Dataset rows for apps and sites
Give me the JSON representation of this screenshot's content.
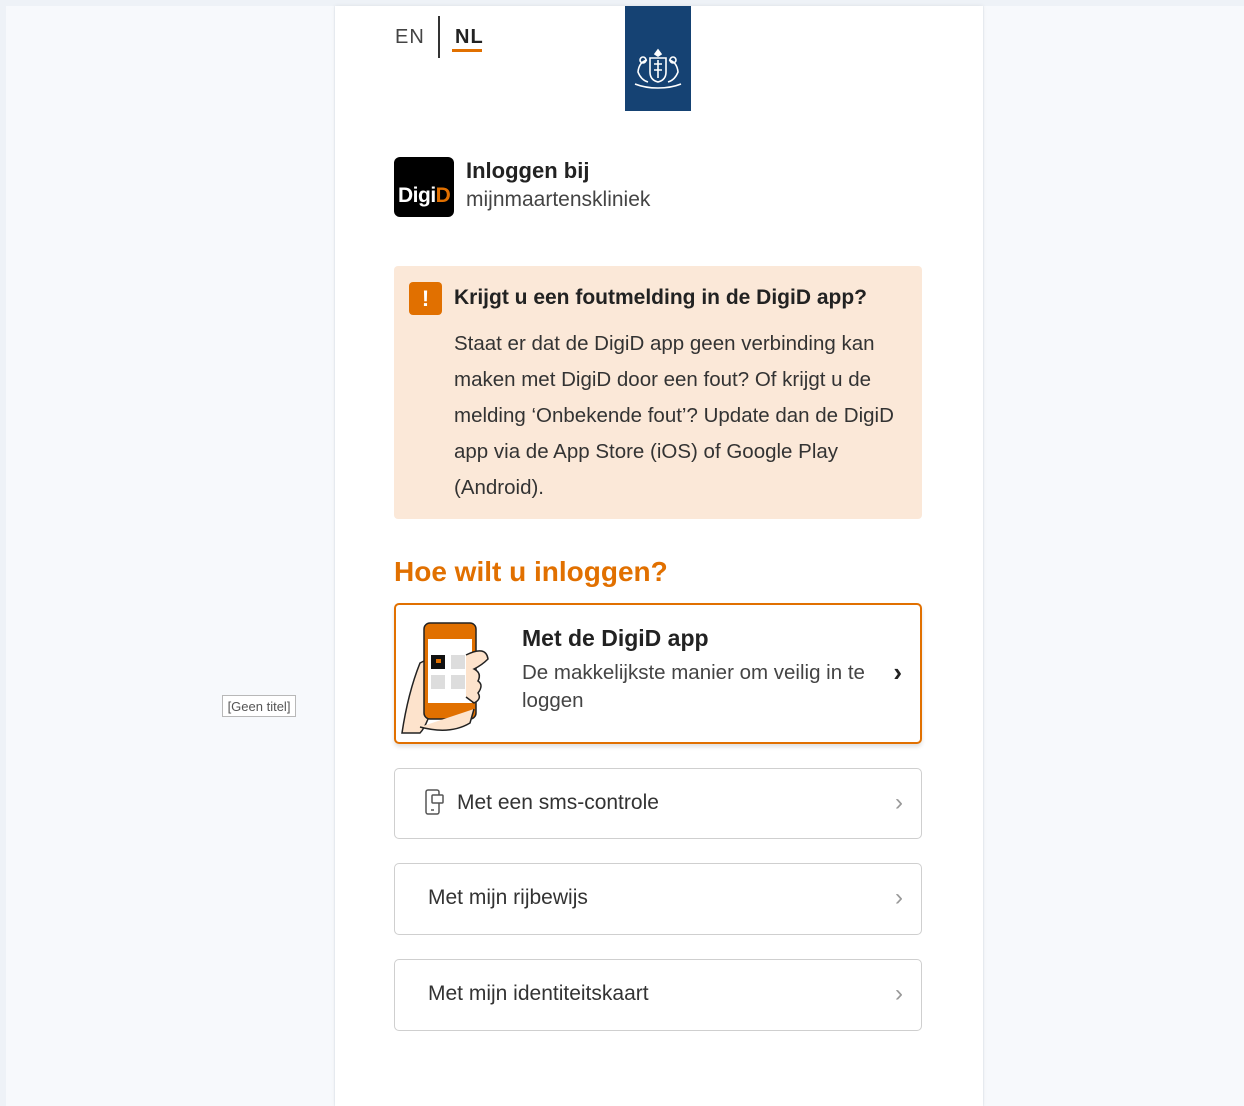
{
  "side_label": "[Geen titel]",
  "language": {
    "en": "EN",
    "nl": "NL",
    "active": "NL"
  },
  "login_header": {
    "badge_digi": "Digi",
    "badge_d": "D",
    "title": "Inloggen bij",
    "organization": "mijnmaartenskliniek"
  },
  "alert": {
    "icon": "!",
    "title": "Krijgt u een foutmelding in de DigiD app?",
    "body": "Staat er dat de DigiD app geen verbinding kan maken met DigiD door een fout? Of krijgt u de melding ‘Onbekende fout’? Update dan de DigiD app via de App Store (iOS) of Google Play (Android)."
  },
  "heading": "Hoe wilt u inloggen?",
  "options": {
    "app": {
      "title": "Met de DigiD app",
      "description": "De makkelijkste manier om veilig in te loggen"
    },
    "sms": {
      "label": "Met een sms-controle"
    },
    "rijbewijs": {
      "label": "Met mijn rijbewijs"
    },
    "id": {
      "label": "Met mijn identiteitskaart"
    }
  },
  "colors": {
    "accent": "#e17000",
    "rijk_blue": "#154273",
    "alert_bg": "#fbe8d8"
  }
}
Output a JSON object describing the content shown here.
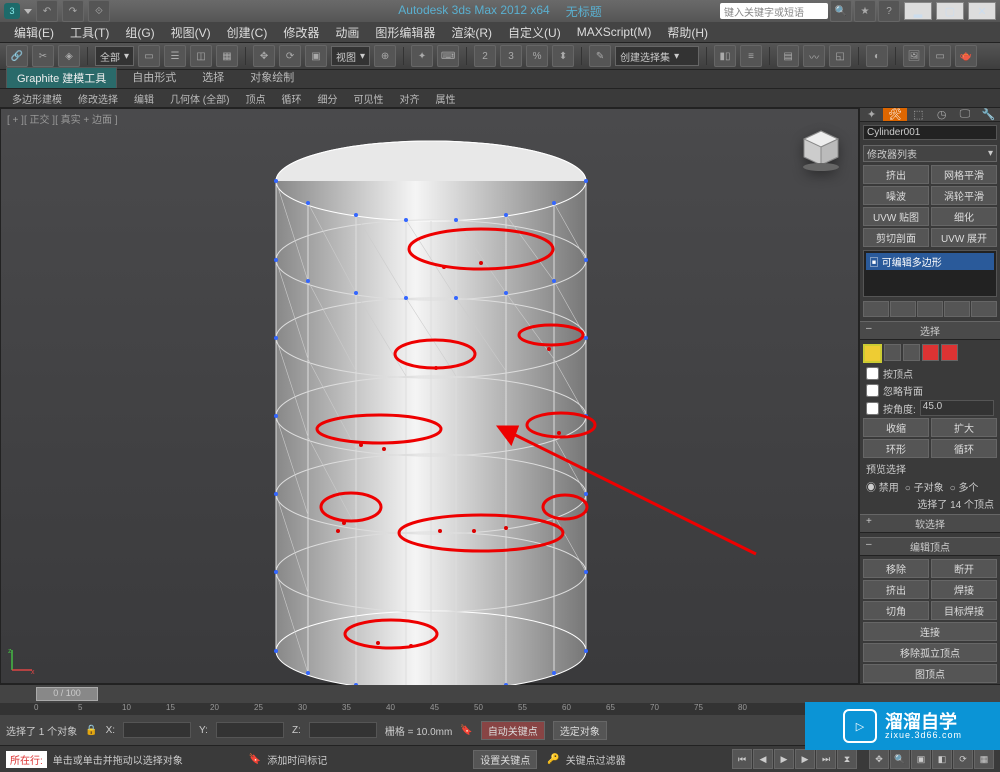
{
  "title": {
    "app": "Autodesk 3ds Max  2012 x64",
    "doc": "无标题"
  },
  "search_placeholder": "键入关键字或短语",
  "menu": [
    "编辑(E)",
    "工具(T)",
    "组(G)",
    "视图(V)",
    "创建(C)",
    "修改器",
    "动画",
    "图形编辑器",
    "渲染(R)",
    "自定义(U)",
    "MAXScript(M)",
    "帮助(H)"
  ],
  "toolbar": {
    "scope": "全部",
    "viewlabel": "视图",
    "angle_label": "3",
    "create_sel": "创建选择集"
  },
  "ribbon": {
    "tabs": [
      "Graphite 建模工具",
      "自由形式",
      "选择",
      "对象绘制"
    ],
    "sub": [
      "多边形建模",
      "修改选择",
      "编辑",
      "几何体 (全部)",
      "顶点",
      "循环",
      "细分",
      "可见性",
      "对齐",
      "属性"
    ]
  },
  "viewport_label": "[ + ][ 正交 ][ 真实 + 边面 ]",
  "object_name": "Cylinder001",
  "modifier_list": "修改器列表",
  "mod_buttons": [
    [
      "挤出",
      "网格平滑"
    ],
    [
      "噪波",
      "涡轮平滑"
    ],
    [
      "UVW 贴图",
      "细化"
    ],
    [
      "剪切剖面",
      "UVW 展开"
    ]
  ],
  "stack_item": "可编辑多边形",
  "section_select": "选择",
  "chk_vert": "按顶点",
  "chk_back": "忽略背面",
  "chk_angle": "按角度:",
  "angle_val": "45.0",
  "btn_shrink": "收缩",
  "btn_grow": "扩大",
  "btn_ring": "环形",
  "btn_loop": "循环",
  "preview_sel": "预览选择",
  "radios": [
    "禁用",
    "子对象",
    "多个"
  ],
  "sel_count": "选择了 14 个顶点",
  "section_soft": "软选择",
  "section_edit": "编辑顶点",
  "edit_btns": [
    [
      "移除",
      "断开"
    ],
    [
      "挤出",
      "焊接"
    ],
    [
      "切角",
      "目标焊接"
    ]
  ],
  "btn_connect": "连接",
  "btn_iso": "移除孤立顶点",
  "btn_unused": "图顶点",
  "timeline": {
    "thumb": "0 / 100",
    "ticks": [
      "0",
      "5",
      "10",
      "15",
      "20",
      "25",
      "30",
      "35",
      "40",
      "45",
      "50",
      "55",
      "60",
      "65",
      "70",
      "75",
      "80"
    ]
  },
  "status": {
    "sel": "选择了 1 个对象",
    "x": "X:",
    "y": "Y:",
    "z": "Z:",
    "grid": "栅格 = 10.0mm",
    "autokey": "自动关键点",
    "selfilter": "选定对象"
  },
  "bottom": {
    "tag": "所在行:",
    "hint": "单击或单击并拖动以选择对象",
    "addtime": "添加时间标记",
    "setkey": "设置关键点",
    "keyfilter": "关键点过滤器"
  },
  "watermark": {
    "main": "溜溜自学",
    "sub": "zixue.3d66.com"
  }
}
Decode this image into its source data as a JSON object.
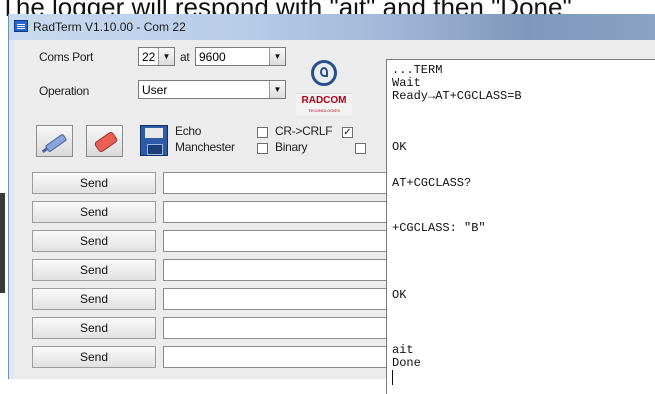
{
  "caption": {
    "text": "The logger will respond with \"ait\" and then \"Done\""
  },
  "window": {
    "title": "RadTerm V1.10.00 - Com 22"
  },
  "port": {
    "label": "Coms Port",
    "value": "22",
    "at_label": "at",
    "baud": "9600"
  },
  "operation": {
    "label": "Operation",
    "value": "User"
  },
  "logo": {
    "brand": "RADCOM",
    "tagline": "TECHNOLOGIES"
  },
  "options": {
    "echo": {
      "label": "Echo",
      "checked": false
    },
    "crlf": {
      "label": "CR->CRLF",
      "checked": true
    },
    "manchester": {
      "label": "Manchester",
      "checked": false
    },
    "binary": {
      "label": "Binary",
      "checked": false
    }
  },
  "send_rows": [
    {
      "label": "Send",
      "value": ""
    },
    {
      "label": "Send",
      "value": ""
    },
    {
      "label": "Send",
      "value": ""
    },
    {
      "label": "Send",
      "value": ""
    },
    {
      "label": "Send",
      "value": ""
    },
    {
      "label": "Send",
      "value": ""
    },
    {
      "label": "Send",
      "value": ""
    }
  ],
  "terminal": {
    "lines": [
      "...TERM",
      "Wait",
      "Ready→AT+CGCLASS=B",
      "OK",
      "AT+CGCLASS?",
      "+CGCLASS: \"B\"",
      "OK",
      "ait",
      "Done"
    ]
  },
  "icons": {
    "connect": "plug-icon",
    "clear": "eraser-icon",
    "save": "floppy-disk-icon"
  },
  "colors": {
    "brand_red": "#b40014",
    "logo_blue": "#26508f",
    "title_bar": "#b8cde8"
  }
}
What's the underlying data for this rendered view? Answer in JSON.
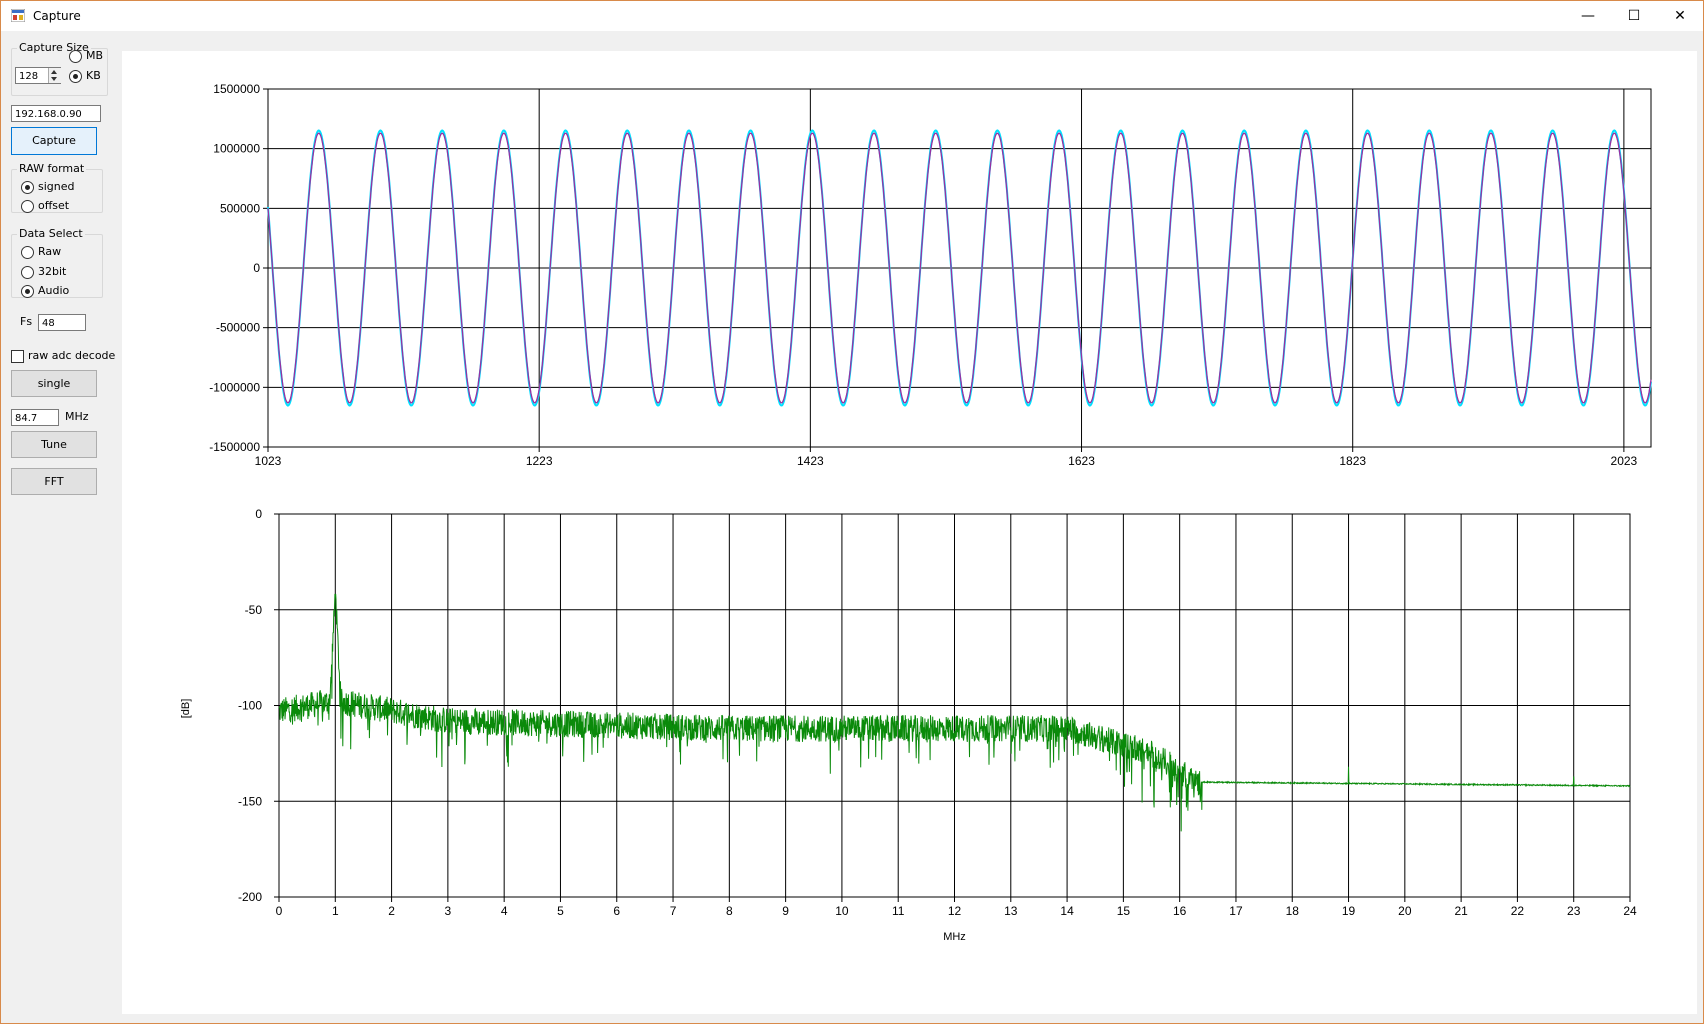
{
  "window": {
    "title": "Capture"
  },
  "title_buttons": {
    "minimize": "—",
    "maximize": "☐",
    "close": "✕"
  },
  "capture_size": {
    "label": "Capture Size",
    "value": "128",
    "options": [
      {
        "label": "MB",
        "selected": false
      },
      {
        "label": "KB",
        "selected": true
      }
    ]
  },
  "ip_address": "192.168.0.90",
  "capture_button": "Capture",
  "raw_format": {
    "label": "RAW format",
    "options": [
      {
        "label": "signed",
        "selected": true
      },
      {
        "label": "offset",
        "selected": false
      }
    ]
  },
  "data_select": {
    "label": "Data Select",
    "options": [
      {
        "label": "Raw",
        "selected": false
      },
      {
        "label": "32bit",
        "selected": false
      },
      {
        "label": "Audio",
        "selected": true
      }
    ]
  },
  "fs": {
    "label": "Fs",
    "value": "48"
  },
  "raw_adc_decode": {
    "label": "raw adc decode",
    "checked": false
  },
  "single_button": "single",
  "frequency": {
    "value": "84.7",
    "unit": "MHz"
  },
  "tune_button": "Tune",
  "fft_button": "FFT",
  "colors": {
    "wave_ch1": "#00e0ff",
    "wave_ch2": "#9a2fa0",
    "spectrum": "#0a8a0a",
    "grid": "#000000"
  },
  "chart_data": [
    {
      "type": "line",
      "title": "",
      "xlabel": "",
      "ylabel": "",
      "xlim": [
        1023,
        2043
      ],
      "ylim": [
        -1500000,
        1500000
      ],
      "x_ticks": [
        "1023",
        "1223",
        "1423",
        "1623",
        "1823",
        "2023"
      ],
      "y_ticks": [
        "1500000",
        "1000000",
        "500000",
        "0",
        "-500000",
        "-1000000",
        "-1500000"
      ],
      "grid": true,
      "series": [
        {
          "color": "#00e0ff",
          "amplitude": 1130000,
          "period_samples": 45.5,
          "start_value": 500000
        },
        {
          "color": "#9a2fa0",
          "amplitude": 1130000,
          "period_samples": 45.5,
          "start_value": 500000
        }
      ]
    },
    {
      "type": "line",
      "title": "",
      "xlabel": "MHz",
      "ylabel": "[dB]",
      "xlim": [
        0,
        24
      ],
      "ylim": [
        -200,
        0
      ],
      "x_ticks": [
        "0",
        "1",
        "2",
        "3",
        "4",
        "5",
        "6",
        "7",
        "8",
        "9",
        "10",
        "11",
        "12",
        "13",
        "14",
        "15",
        "16",
        "17",
        "18",
        "19",
        "20",
        "21",
        "22",
        "23",
        "24"
      ],
      "y_ticks": [
        "0",
        "-50",
        "-100",
        "-150",
        "-200"
      ],
      "grid": true,
      "series": [
        {
          "color": "#0a8a0a",
          "envelope": [
            {
              "x": 0,
              "y": -103
            },
            {
              "x": 0.9,
              "y": -98
            },
            {
              "x": 1.0,
              "y": -42
            },
            {
              "x": 1.1,
              "y": -98
            },
            {
              "x": 3,
              "y": -108
            },
            {
              "x": 8,
              "y": -112
            },
            {
              "x": 14,
              "y": -112
            },
            {
              "x": 15.5,
              "y": -125
            },
            {
              "x": 16.3,
              "y": -140
            },
            {
              "x": 24,
              "y": -142
            }
          ],
          "spurs": [
            {
              "x": 19,
              "y": -132
            },
            {
              "x": 23,
              "y": -137
            }
          ]
        }
      ]
    }
  ]
}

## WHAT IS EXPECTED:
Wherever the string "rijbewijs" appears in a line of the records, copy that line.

## EXPECTED OUTPUT:
    "rijbewijs": {
      "label": "Met mijn rijbewijs"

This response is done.